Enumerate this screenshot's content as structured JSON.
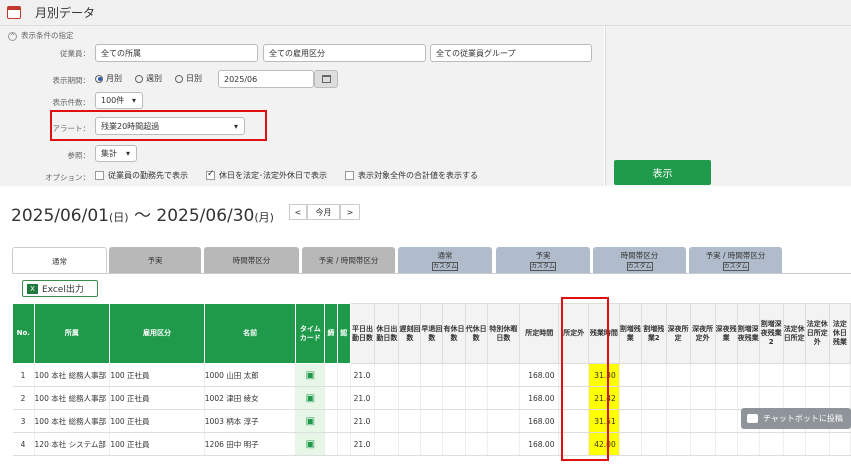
{
  "app": {
    "title": "月別データ"
  },
  "filters": {
    "section_toggle": "表示条件の指定",
    "employee_label": "従業員：",
    "employee_fields": [
      "全ての所属",
      "全ての雇用区分",
      "全ての従業員グループ"
    ],
    "period_label": "表示期間：",
    "period_options": [
      "月別",
      "週別",
      "日別"
    ],
    "period_value": "2025/06",
    "count_label": "表示件数：",
    "count_value": "100件",
    "alert_label": "アラート：",
    "alert_value": "残業20時間超過",
    "ref_label": "参照：",
    "ref_value": "集計",
    "option_label": "オプション：",
    "options": [
      "従業員の勤務先で表示",
      "休日を法定･法定外休日で表示",
      "表示対象全件の合計値を表示する"
    ],
    "show_button": "表示"
  },
  "range": {
    "start": "2025/06/01",
    "start_dow": "(日)",
    "sep": " 〜 ",
    "end": "2025/06/30",
    "end_dow": "(月)"
  },
  "nav": {
    "prev": "<",
    "this_month": "今月",
    "next": ">"
  },
  "tabs": [
    {
      "label": "通常",
      "sub": ""
    },
    {
      "label": "予実",
      "sub": ""
    },
    {
      "label": "時間帯区分",
      "sub": ""
    },
    {
      "label": "予実 / 時間帯区分",
      "sub": ""
    },
    {
      "label": "通常",
      "sub": "カスタム"
    },
    {
      "label": "予実",
      "sub": "カスタム"
    },
    {
      "label": "時間帯区分",
      "sub": "カスタム"
    },
    {
      "label": "予実 / 時間帯区分",
      "sub": "カスタム"
    }
  ],
  "excel_button": "Excel出力",
  "table": {
    "headers": [
      "No.",
      "所属",
      "雇用区分",
      "名前",
      "タイムカード",
      "締",
      "認",
      "平日出勤日数",
      "休日出勤日数",
      "遅刻回数",
      "早退回数",
      "有休日数",
      "代休日数",
      "特別休暇日数",
      "所定時間",
      "所定外",
      "残業時間",
      "割増残業",
      "割増残業2",
      "深夜所定",
      "深夜所定外",
      "深夜残業",
      "割増深夜残業",
      "割増深夜残業2",
      "法定休日所定",
      "法定休日所定外",
      "法定休日残業"
    ],
    "rows": [
      {
        "no": "1",
        "dept": "100 本社 総務人事部",
        "emp_type": "100 正社員",
        "name": "1000 山田 太郎",
        "weekday_days": "21.0",
        "scheduled": "168.00",
        "overtime": "31.30"
      },
      {
        "no": "2",
        "dept": "100 本社 総務人事部",
        "emp_type": "100 正社員",
        "name": "1002 津田 綾女",
        "weekday_days": "21.0",
        "scheduled": "168.00",
        "overtime": "21.42"
      },
      {
        "no": "3",
        "dept": "100 本社 総務人事部",
        "emp_type": "100 正社員",
        "name": "1003 柄本 淳子",
        "weekday_days": "21.0",
        "scheduled": "168.00",
        "overtime": "31.51"
      },
      {
        "no": "4",
        "dept": "120 本社 システム部",
        "emp_type": "100 正社員",
        "name": "1206 田中 明子",
        "weekday_days": "21.0",
        "scheduled": "168.00",
        "overtime": "42.00"
      }
    ]
  },
  "chatbot": "チャットボットに投稿",
  "colors": {
    "accent": "#1f9a4b",
    "highlight": "#ffff00",
    "alert_border": "#e01010"
  }
}
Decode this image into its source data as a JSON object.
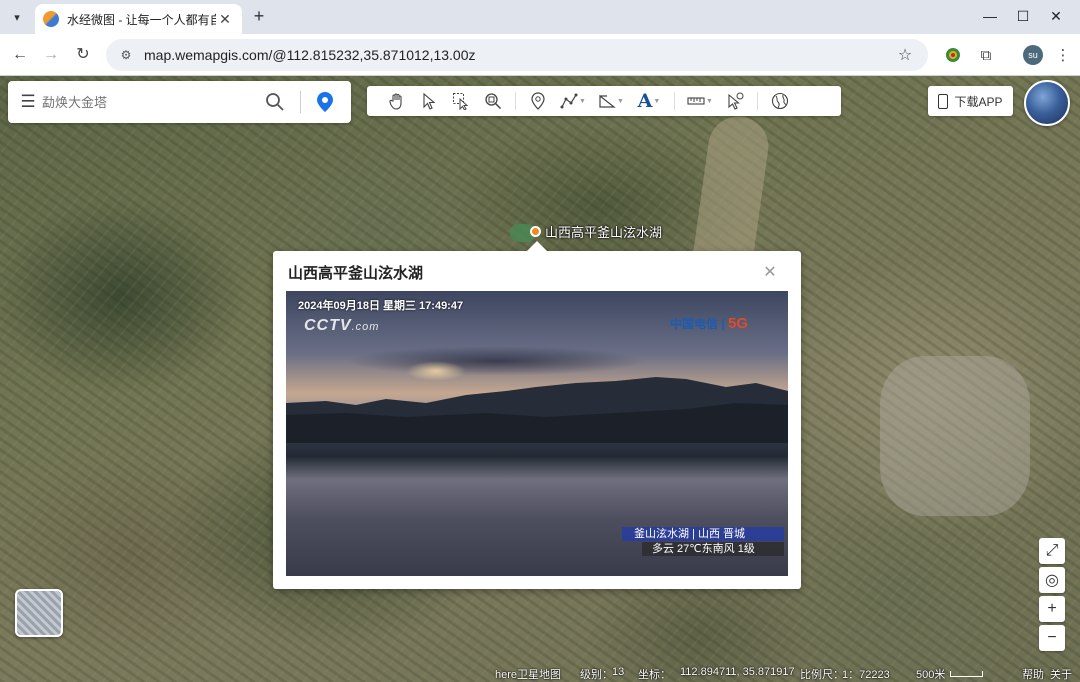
{
  "browser": {
    "tab_title": "水经微图 - 让每一个人都有自己",
    "url": "map.wemapgis.com/@112.815232,35.871012,13.00z",
    "profile_initials": "su"
  },
  "search": {
    "placeholder": "勐焕大金塔"
  },
  "toolbar": {
    "download_app_label": "下载APP"
  },
  "poi": {
    "label": "山西高平釜山泫水湖"
  },
  "popup": {
    "title": "山西高平釜山泫水湖",
    "video_timestamp": "2024年09月18日  星期三  17:49:47",
    "cctv_logo": "CCTV",
    "cctv_suffix": ".com",
    "telecom_logo": "中国电信",
    "telecom_5g": "5G",
    "caption_location": "釜山泫水湖 | 山西 晋城",
    "caption_weather": "多云 27℃东南风 1级"
  },
  "status": {
    "map_source": "here卫星地图",
    "level_label": "级别：",
    "level_value": "13",
    "coord_label": "坐标：",
    "coord_value": "112.894711, 35.871917",
    "scale_label": "比例尺：",
    "scale_value": "1：72223",
    "scale_distance": "500米",
    "help": "帮助",
    "about": "关于"
  },
  "colors": {
    "poi_marker": "#f28a22",
    "location_pin": "#1a73e8"
  }
}
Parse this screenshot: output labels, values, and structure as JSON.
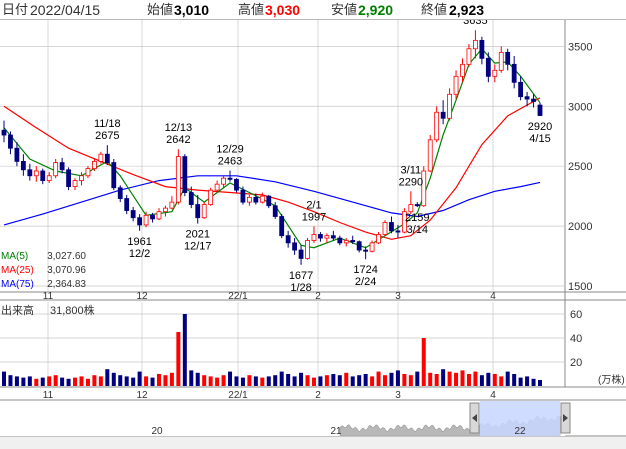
{
  "header": {
    "date_label": "日付",
    "date_value": "2022/04/15",
    "open_label": "始値",
    "open_value": "3,010",
    "high_label": "高値",
    "high_value": "3,030",
    "low_label": "安値",
    "low_value": "2,920",
    "close_label": "終値",
    "close_value": "2,923"
  },
  "colors": {
    "up_candle": "#ff0000",
    "down_candle": "#000080",
    "ma5": "#008000",
    "ma25": "#ff0000",
    "ma75": "#0000ff",
    "volume_up": "#ff0000",
    "volume_down": "#000080",
    "high_value_text": "#ff0000",
    "low_value_text": "#008000",
    "grid": "#c8c8c8",
    "navigator_fill": "#b8b8b8",
    "navigator_window": "#c8d6ff"
  },
  "chart_data": {
    "type": "candlestick",
    "price_axis": {
      "ticks": [
        "1500",
        "2000",
        "2500",
        "3000",
        "3500"
      ],
      "ylim": [
        1450,
        3720
      ]
    },
    "x_axis": {
      "month_labels": [
        "11",
        "12",
        "22/1",
        "2",
        "3",
        "4"
      ]
    },
    "ma_legend": [
      {
        "name": "MA(5)",
        "value": "3,027.60"
      },
      {
        "name": "MA(25)",
        "value": "3,070.96"
      },
      {
        "name": "MA(75)",
        "value": "2,364.83"
      }
    ],
    "annotations": [
      {
        "date": "11/18",
        "value": "2675",
        "position": "above"
      },
      {
        "date": "12/2",
        "value": "1961",
        "position": "below"
      },
      {
        "date": "12/13",
        "value": "2642",
        "position": "above"
      },
      {
        "date": "12/17",
        "value": "2021",
        "position": "below"
      },
      {
        "date": "12/29",
        "value": "2463",
        "position": "above"
      },
      {
        "date": "1/28",
        "value": "1677",
        "position": "below"
      },
      {
        "date": "2/1",
        "value": "1997",
        "position": "above"
      },
      {
        "date": "2/24",
        "value": "1724",
        "position": "below"
      },
      {
        "date": "3/11",
        "value": "2290",
        "position": "above"
      },
      {
        "date": "3/14",
        "value": "2159",
        "position": "below"
      },
      {
        "date": "3/30",
        "value": "3635",
        "position": "above"
      },
      {
        "date": "4/15",
        "value": "2920",
        "position": "below"
      }
    ],
    "candles": [
      {
        "open": 2800,
        "high": 2880,
        "low": 2700,
        "close": 2760
      },
      {
        "open": 2760,
        "high": 2790,
        "low": 2600,
        "close": 2650
      },
      {
        "open": 2650,
        "high": 2700,
        "low": 2500,
        "close": 2540
      },
      {
        "open": 2540,
        "high": 2600,
        "low": 2420,
        "close": 2470
      },
      {
        "open": 2470,
        "high": 2520,
        "low": 2380,
        "close": 2420
      },
      {
        "open": 2420,
        "high": 2500,
        "low": 2370,
        "close": 2460
      },
      {
        "open": 2460,
        "high": 2480,
        "low": 2350,
        "close": 2380
      },
      {
        "open": 2380,
        "high": 2450,
        "low": 2360,
        "close": 2420
      },
      {
        "open": 2420,
        "high": 2560,
        "low": 2400,
        "close": 2530
      },
      {
        "open": 2530,
        "high": 2570,
        "low": 2440,
        "close": 2470
      },
      {
        "open": 2470,
        "high": 2490,
        "low": 2300,
        "close": 2330
      },
      {
        "open": 2330,
        "high": 2400,
        "low": 2300,
        "close": 2380
      },
      {
        "open": 2380,
        "high": 2450,
        "low": 2340,
        "close": 2420
      },
      {
        "open": 2420,
        "high": 2500,
        "low": 2400,
        "close": 2480
      },
      {
        "open": 2480,
        "high": 2560,
        "low": 2460,
        "close": 2540
      },
      {
        "open": 2540,
        "high": 2620,
        "low": 2520,
        "close": 2600
      },
      {
        "open": 2600,
        "high": 2675,
        "low": 2510,
        "close": 2530
      },
      {
        "open": 2530,
        "high": 2560,
        "low": 2300,
        "close": 2320
      },
      {
        "open": 2320,
        "high": 2340,
        "low": 2200,
        "close": 2230
      },
      {
        "open": 2230,
        "high": 2260,
        "low": 2100,
        "close": 2130
      },
      {
        "open": 2130,
        "high": 2160,
        "low": 2040,
        "close": 2070
      },
      {
        "open": 2070,
        "high": 2100,
        "low": 1961,
        "close": 2010
      },
      {
        "open": 2010,
        "high": 2120,
        "low": 1990,
        "close": 2090
      },
      {
        "open": 2090,
        "high": 2110,
        "low": 2030,
        "close": 2060
      },
      {
        "open": 2060,
        "high": 2150,
        "low": 2050,
        "close": 2120
      },
      {
        "open": 2120,
        "high": 2170,
        "low": 2080,
        "close": 2150
      },
      {
        "open": 2150,
        "high": 2250,
        "low": 2140,
        "close": 2200
      },
      {
        "open": 2200,
        "high": 2642,
        "low": 2180,
        "close": 2580
      },
      {
        "open": 2580,
        "high": 2600,
        "low": 2250,
        "close": 2280
      },
      {
        "open": 2280,
        "high": 2330,
        "low": 2150,
        "close": 2180
      },
      {
        "open": 2180,
        "high": 2260,
        "low": 2021,
        "close": 2070
      },
      {
        "open": 2070,
        "high": 2200,
        "low": 2060,
        "close": 2180
      },
      {
        "open": 2180,
        "high": 2320,
        "low": 2170,
        "close": 2300
      },
      {
        "open": 2300,
        "high": 2380,
        "low": 2280,
        "close": 2350
      },
      {
        "open": 2350,
        "high": 2420,
        "low": 2320,
        "close": 2400
      },
      {
        "open": 2400,
        "high": 2463,
        "low": 2370,
        "close": 2390
      },
      {
        "open": 2390,
        "high": 2400,
        "low": 2280,
        "close": 2300
      },
      {
        "open": 2300,
        "high": 2330,
        "low": 2180,
        "close": 2200
      },
      {
        "open": 2200,
        "high": 2260,
        "low": 2170,
        "close": 2240
      },
      {
        "open": 2240,
        "high": 2270,
        "low": 2180,
        "close": 2200
      },
      {
        "open": 2200,
        "high": 2280,
        "low": 2190,
        "close": 2250
      },
      {
        "open": 2250,
        "high": 2260,
        "low": 2150,
        "close": 2170
      },
      {
        "open": 2170,
        "high": 2200,
        "low": 2060,
        "close": 2080
      },
      {
        "open": 2080,
        "high": 2100,
        "low": 1900,
        "close": 1920
      },
      {
        "open": 1920,
        "high": 1960,
        "low": 1820,
        "close": 1860
      },
      {
        "open": 1860,
        "high": 1900,
        "low": 1760,
        "close": 1800
      },
      {
        "open": 1800,
        "high": 1840,
        "low": 1677,
        "close": 1730
      },
      {
        "open": 1730,
        "high": 1900,
        "low": 1720,
        "close": 1880
      },
      {
        "open": 1880,
        "high": 1997,
        "low": 1860,
        "close": 1930
      },
      {
        "open": 1930,
        "high": 1950,
        "low": 1870,
        "close": 1900
      },
      {
        "open": 1900,
        "high": 1940,
        "low": 1860,
        "close": 1920
      },
      {
        "open": 1920,
        "high": 1960,
        "low": 1880,
        "close": 1900
      },
      {
        "open": 1900,
        "high": 1920,
        "low": 1840,
        "close": 1860
      },
      {
        "open": 1860,
        "high": 1900,
        "low": 1830,
        "close": 1880
      },
      {
        "open": 1880,
        "high": 1920,
        "low": 1850,
        "close": 1870
      },
      {
        "open": 1870,
        "high": 1880,
        "low": 1780,
        "close": 1800
      },
      {
        "open": 1800,
        "high": 1830,
        "low": 1724,
        "close": 1790
      },
      {
        "open": 1790,
        "high": 1880,
        "low": 1780,
        "close": 1860
      },
      {
        "open": 1860,
        "high": 1950,
        "low": 1850,
        "close": 1930
      },
      {
        "open": 1930,
        "high": 2050,
        "low": 1920,
        "close": 2030
      },
      {
        "open": 2030,
        "high": 2080,
        "low": 1940,
        "close": 1960
      },
      {
        "open": 1960,
        "high": 2010,
        "low": 1900,
        "close": 1950
      },
      {
        "open": 1950,
        "high": 2150,
        "low": 1940,
        "close": 2120
      },
      {
        "open": 2120,
        "high": 2290,
        "low": 2100,
        "close": 2180
      },
      {
        "open": 2180,
        "high": 2200,
        "low": 2159,
        "close": 2170
      },
      {
        "open": 2170,
        "high": 2500,
        "low": 2160,
        "close": 2460
      },
      {
        "open": 2460,
        "high": 2760,
        "low": 2450,
        "close": 2720
      },
      {
        "open": 2720,
        "high": 3000,
        "low": 2700,
        "close": 2950
      },
      {
        "open": 2950,
        "high": 3050,
        "low": 2850,
        "close": 2900
      },
      {
        "open": 2900,
        "high": 3150,
        "low": 2880,
        "close": 3100
      },
      {
        "open": 3100,
        "high": 3300,
        "low": 3060,
        "close": 3250
      },
      {
        "open": 3250,
        "high": 3400,
        "low": 3200,
        "close": 3350
      },
      {
        "open": 3350,
        "high": 3520,
        "low": 3330,
        "close": 3480
      },
      {
        "open": 3480,
        "high": 3635,
        "low": 3400,
        "close": 3550
      },
      {
        "open": 3550,
        "high": 3580,
        "low": 3350,
        "close": 3400
      },
      {
        "open": 3400,
        "high": 3450,
        "low": 3200,
        "close": 3250
      },
      {
        "open": 3250,
        "high": 3350,
        "low": 3200,
        "close": 3300
      },
      {
        "open": 3300,
        "high": 3500,
        "low": 3280,
        "close": 3450
      },
      {
        "open": 3450,
        "high": 3480,
        "low": 3300,
        "close": 3350
      },
      {
        "open": 3350,
        "high": 3420,
        "low": 3150,
        "close": 3200
      },
      {
        "open": 3200,
        "high": 3250,
        "low": 3050,
        "close": 3080
      },
      {
        "open": 3080,
        "high": 3120,
        "low": 3000,
        "close": 3060
      },
      {
        "open": 3060,
        "high": 3100,
        "low": 2990,
        "close": 3040
      },
      {
        "open": 3010,
        "high": 3030,
        "low": 2920,
        "close": 2923
      }
    ],
    "ma5": [
      {
        "i": 0,
        "v": 2820
      },
      {
        "i": 4,
        "v": 2560
      },
      {
        "i": 8,
        "v": 2460
      },
      {
        "i": 12,
        "v": 2420
      },
      {
        "i": 16,
        "v": 2540
      },
      {
        "i": 18,
        "v": 2420
      },
      {
        "i": 22,
        "v": 2090
      },
      {
        "i": 26,
        "v": 2120
      },
      {
        "i": 28,
        "v": 2320
      },
      {
        "i": 31,
        "v": 2200
      },
      {
        "i": 35,
        "v": 2360
      },
      {
        "i": 38,
        "v": 2280
      },
      {
        "i": 42,
        "v": 2170
      },
      {
        "i": 46,
        "v": 1840
      },
      {
        "i": 48,
        "v": 1820
      },
      {
        "i": 52,
        "v": 1900
      },
      {
        "i": 56,
        "v": 1820
      },
      {
        "i": 59,
        "v": 1920
      },
      {
        "i": 62,
        "v": 2020
      },
      {
        "i": 64,
        "v": 2110
      },
      {
        "i": 66,
        "v": 2400
      },
      {
        "i": 68,
        "v": 2760
      },
      {
        "i": 70,
        "v": 3050
      },
      {
        "i": 72,
        "v": 3350
      },
      {
        "i": 74,
        "v": 3480
      },
      {
        "i": 76,
        "v": 3360
      },
      {
        "i": 78,
        "v": 3370
      },
      {
        "i": 80,
        "v": 3250
      },
      {
        "i": 83,
        "v": 3030
      }
    ],
    "ma25": [
      {
        "i": 0,
        "v": 3000
      },
      {
        "i": 5,
        "v": 2820
      },
      {
        "i": 10,
        "v": 2650
      },
      {
        "i": 15,
        "v": 2540
      },
      {
        "i": 20,
        "v": 2430
      },
      {
        "i": 25,
        "v": 2330
      },
      {
        "i": 30,
        "v": 2300
      },
      {
        "i": 35,
        "v": 2280
      },
      {
        "i": 40,
        "v": 2260
      },
      {
        "i": 44,
        "v": 2200
      },
      {
        "i": 48,
        "v": 2120
      },
      {
        "i": 52,
        "v": 2030
      },
      {
        "i": 56,
        "v": 1950
      },
      {
        "i": 60,
        "v": 1890
      },
      {
        "i": 63,
        "v": 1920
      },
      {
        "i": 66,
        "v": 2050
      },
      {
        "i": 70,
        "v": 2320
      },
      {
        "i": 74,
        "v": 2680
      },
      {
        "i": 78,
        "v": 2920
      },
      {
        "i": 83,
        "v": 3070
      }
    ],
    "ma75": [
      {
        "i": 0,
        "v": 2010
      },
      {
        "i": 6,
        "v": 2100
      },
      {
        "i": 12,
        "v": 2200
      },
      {
        "i": 18,
        "v": 2300
      },
      {
        "i": 24,
        "v": 2380
      },
      {
        "i": 30,
        "v": 2420
      },
      {
        "i": 36,
        "v": 2420
      },
      {
        "i": 42,
        "v": 2370
      },
      {
        "i": 48,
        "v": 2290
      },
      {
        "i": 54,
        "v": 2200
      },
      {
        "i": 60,
        "v": 2110
      },
      {
        "i": 64,
        "v": 2080
      },
      {
        "i": 68,
        "v": 2130
      },
      {
        "i": 72,
        "v": 2220
      },
      {
        "i": 76,
        "v": 2290
      },
      {
        "i": 80,
        "v": 2330
      },
      {
        "i": 83,
        "v": 2365
      }
    ],
    "volume_panel": {
      "label": "出来高",
      "current_volume": "31,800株",
      "ticks": [
        "20",
        "40",
        "60"
      ],
      "unit": "(万株)",
      "ylim": [
        0,
        70
      ],
      "values": [
        12,
        9,
        8,
        7,
        8,
        6,
        7,
        8,
        9,
        7,
        6,
        7,
        8,
        6,
        9,
        8,
        14,
        11,
        9,
        8,
        7,
        12,
        8,
        7,
        10,
        9,
        11,
        45,
        60,
        13,
        11,
        9,
        8,
        7,
        9,
        12,
        8,
        7,
        9,
        8,
        7,
        8,
        9,
        12,
        10,
        8,
        11,
        9,
        7,
        8,
        9,
        10,
        9,
        11,
        8,
        9,
        10,
        8,
        12,
        9,
        11,
        13,
        10,
        9,
        12,
        40,
        11,
        10,
        14,
        12,
        11,
        13,
        10,
        12,
        9,
        11,
        10,
        8,
        12,
        10,
        7,
        8,
        6,
        5
      ]
    },
    "navigator": {
      "labels": [
        "20",
        "21",
        "22"
      ]
    }
  }
}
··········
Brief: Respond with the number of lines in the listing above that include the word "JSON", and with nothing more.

Output for this exercise: 3